The configuration of the toggles is accessible under Settings, CyanogenMod settings, Interface, Notification power widget, Widget buttons (and Widget button order). Having them and the option to change their order is just what I was missing for two main reasons – one, the Power control widget shows toggle buttons in order you add them to the list, so whenever I wanted to reorder these I had to take them off and add them one by one in the order I want them. Two, when the toggles are on the screen widget, you have to go out of the app you’re using to change the settings, while the status toggles can be changed on the run without leaving the app, which makes things as seamless as they should be. Yippee ki-yay… ! Efficient and optimized – the longer I’m using CyanogenMod, the more I like it.
Another new feature that didn’t exist in 7.0.x (but I read somewhere it was there in previous versions) is the battery percentage display on the status bar, available under Settings>CyanogenMod settings>Interface>Status bar tweaks>Battery percentage checkbox. I still prefer my Battery Indicator app because it offers more options and information about the battery, but this is good enough if you just want a simple indicator.
My strong impression is that the 4G now seems to be working better than on HTC Sprint stock or CyanogenMod 126.96.36.199. I am getting over 7 Mbps download speeds in FCC bandwidth test app, and just earlier today I was getting barely over 1 Mbps at the same spot. It’s possible that Sprint has coincidentally brought up a new 4G cell tower in the hood, or that the current rain or low activity at night is improving the 4G signal, but not likely (double-checked in the morning with same results and found out that same areas of the house have weaker signal).

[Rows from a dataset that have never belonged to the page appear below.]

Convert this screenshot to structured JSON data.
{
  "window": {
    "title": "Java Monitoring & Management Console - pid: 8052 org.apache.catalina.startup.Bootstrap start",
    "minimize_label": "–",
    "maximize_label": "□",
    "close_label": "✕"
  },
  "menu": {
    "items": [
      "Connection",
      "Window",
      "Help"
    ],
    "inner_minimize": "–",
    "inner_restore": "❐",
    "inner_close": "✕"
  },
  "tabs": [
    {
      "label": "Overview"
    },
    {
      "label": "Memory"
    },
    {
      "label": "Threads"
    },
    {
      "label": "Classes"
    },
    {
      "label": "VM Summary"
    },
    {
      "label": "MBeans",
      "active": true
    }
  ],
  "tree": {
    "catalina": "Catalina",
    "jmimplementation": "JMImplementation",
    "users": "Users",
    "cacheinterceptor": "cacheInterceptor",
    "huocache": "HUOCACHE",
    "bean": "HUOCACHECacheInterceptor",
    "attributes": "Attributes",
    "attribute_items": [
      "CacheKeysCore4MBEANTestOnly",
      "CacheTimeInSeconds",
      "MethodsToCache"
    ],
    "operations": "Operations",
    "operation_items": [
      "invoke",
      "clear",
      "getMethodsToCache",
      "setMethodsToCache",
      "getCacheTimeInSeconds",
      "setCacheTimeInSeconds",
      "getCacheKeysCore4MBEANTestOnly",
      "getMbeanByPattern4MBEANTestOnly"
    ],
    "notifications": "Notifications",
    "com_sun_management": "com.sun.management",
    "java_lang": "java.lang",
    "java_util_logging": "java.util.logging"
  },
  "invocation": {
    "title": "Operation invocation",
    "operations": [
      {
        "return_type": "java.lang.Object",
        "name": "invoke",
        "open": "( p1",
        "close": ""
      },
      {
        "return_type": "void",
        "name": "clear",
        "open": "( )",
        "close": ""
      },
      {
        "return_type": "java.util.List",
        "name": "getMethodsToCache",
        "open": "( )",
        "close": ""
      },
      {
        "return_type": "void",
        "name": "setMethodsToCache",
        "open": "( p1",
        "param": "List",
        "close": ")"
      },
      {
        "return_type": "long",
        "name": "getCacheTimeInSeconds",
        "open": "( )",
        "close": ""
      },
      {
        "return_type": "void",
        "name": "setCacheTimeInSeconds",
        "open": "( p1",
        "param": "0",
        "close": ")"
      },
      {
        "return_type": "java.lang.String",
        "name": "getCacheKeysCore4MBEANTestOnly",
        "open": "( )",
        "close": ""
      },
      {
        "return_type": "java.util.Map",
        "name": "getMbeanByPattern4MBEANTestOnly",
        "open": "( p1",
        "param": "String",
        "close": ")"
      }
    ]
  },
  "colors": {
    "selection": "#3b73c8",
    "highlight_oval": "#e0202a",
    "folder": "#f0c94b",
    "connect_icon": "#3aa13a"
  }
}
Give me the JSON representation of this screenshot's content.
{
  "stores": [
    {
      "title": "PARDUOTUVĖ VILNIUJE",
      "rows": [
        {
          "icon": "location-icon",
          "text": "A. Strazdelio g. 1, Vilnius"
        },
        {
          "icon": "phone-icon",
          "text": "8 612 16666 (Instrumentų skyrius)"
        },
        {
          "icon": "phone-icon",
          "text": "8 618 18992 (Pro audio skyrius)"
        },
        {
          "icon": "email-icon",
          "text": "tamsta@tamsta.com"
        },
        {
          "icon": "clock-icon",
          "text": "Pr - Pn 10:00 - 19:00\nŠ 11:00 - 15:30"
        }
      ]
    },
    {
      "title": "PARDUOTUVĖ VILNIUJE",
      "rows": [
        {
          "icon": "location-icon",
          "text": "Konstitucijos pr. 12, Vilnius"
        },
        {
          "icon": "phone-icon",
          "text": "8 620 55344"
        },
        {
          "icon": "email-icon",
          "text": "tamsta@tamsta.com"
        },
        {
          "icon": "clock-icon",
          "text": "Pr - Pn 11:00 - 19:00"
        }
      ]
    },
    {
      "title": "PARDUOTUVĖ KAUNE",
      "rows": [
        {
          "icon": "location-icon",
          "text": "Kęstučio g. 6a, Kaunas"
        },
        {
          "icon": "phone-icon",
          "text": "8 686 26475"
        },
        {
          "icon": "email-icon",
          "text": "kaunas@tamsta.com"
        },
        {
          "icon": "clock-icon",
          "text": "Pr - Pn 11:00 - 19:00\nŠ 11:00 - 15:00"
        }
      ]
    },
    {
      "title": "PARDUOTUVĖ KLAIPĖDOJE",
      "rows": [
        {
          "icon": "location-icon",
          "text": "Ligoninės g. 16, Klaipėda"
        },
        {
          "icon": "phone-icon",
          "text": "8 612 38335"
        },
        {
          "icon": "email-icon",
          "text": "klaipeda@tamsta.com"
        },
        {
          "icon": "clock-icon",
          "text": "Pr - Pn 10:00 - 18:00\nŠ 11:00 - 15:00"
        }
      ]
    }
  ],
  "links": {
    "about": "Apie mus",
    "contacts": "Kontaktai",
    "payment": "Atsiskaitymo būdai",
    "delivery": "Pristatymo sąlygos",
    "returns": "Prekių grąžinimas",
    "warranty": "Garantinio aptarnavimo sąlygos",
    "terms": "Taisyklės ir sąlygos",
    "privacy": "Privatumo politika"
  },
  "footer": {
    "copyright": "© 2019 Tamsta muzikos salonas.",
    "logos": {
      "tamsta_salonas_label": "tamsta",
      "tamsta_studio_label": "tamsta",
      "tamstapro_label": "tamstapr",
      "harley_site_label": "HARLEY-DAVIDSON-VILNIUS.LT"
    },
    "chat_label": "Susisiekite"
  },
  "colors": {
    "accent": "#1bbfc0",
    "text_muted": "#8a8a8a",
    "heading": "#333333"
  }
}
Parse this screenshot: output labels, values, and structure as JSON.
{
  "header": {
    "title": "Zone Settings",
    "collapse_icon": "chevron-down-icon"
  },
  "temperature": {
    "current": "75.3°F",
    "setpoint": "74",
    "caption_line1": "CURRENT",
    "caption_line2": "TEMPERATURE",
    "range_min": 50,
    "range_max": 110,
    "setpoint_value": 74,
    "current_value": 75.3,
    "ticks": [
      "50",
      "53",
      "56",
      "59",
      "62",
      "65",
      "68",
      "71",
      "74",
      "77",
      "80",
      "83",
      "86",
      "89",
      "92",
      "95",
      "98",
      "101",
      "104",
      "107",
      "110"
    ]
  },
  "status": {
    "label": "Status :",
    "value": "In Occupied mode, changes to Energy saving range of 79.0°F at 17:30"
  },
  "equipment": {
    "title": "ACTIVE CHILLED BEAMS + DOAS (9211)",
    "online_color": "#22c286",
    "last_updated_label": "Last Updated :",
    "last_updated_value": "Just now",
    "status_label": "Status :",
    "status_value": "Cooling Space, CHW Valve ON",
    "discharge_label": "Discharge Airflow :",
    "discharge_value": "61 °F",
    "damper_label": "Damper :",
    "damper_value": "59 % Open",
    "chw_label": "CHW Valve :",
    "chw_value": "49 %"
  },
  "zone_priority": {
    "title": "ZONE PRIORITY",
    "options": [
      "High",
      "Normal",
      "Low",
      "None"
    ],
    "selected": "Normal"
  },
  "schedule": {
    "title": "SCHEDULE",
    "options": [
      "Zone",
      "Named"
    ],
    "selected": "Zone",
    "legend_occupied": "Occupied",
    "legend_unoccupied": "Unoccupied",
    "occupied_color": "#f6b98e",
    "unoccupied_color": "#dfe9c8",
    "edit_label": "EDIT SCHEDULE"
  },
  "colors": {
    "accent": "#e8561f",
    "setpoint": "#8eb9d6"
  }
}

The GPS, Maps and Navigation seems to be working just fine and I just had to drive around to test them because of the GPS problem I had after installing version 188.8.131.52.
The Android OS version is upgraded to 2.3.7. There are many other new features on CM7.1, such as Bluetooth tethering, screenshot capability (long hold of the power button brings the shutdown/screenshot menu) , etc. and you can find them all at http://wiki.cyanogenmod.com/wiki/Changelog.
Sweet and easy. That’s how I like my custom ROM upgrades.
(Not related to the CyanogenMod version upgrade but I just noticed a pattern with my bandwidth tests: I consistently get about 5 Mbps in landscape and about 7 Mbps download speeds in portrait. Tested several times to confirm. I guess it has to do with relatively weak signal and different location and direction of the antenna in either position.)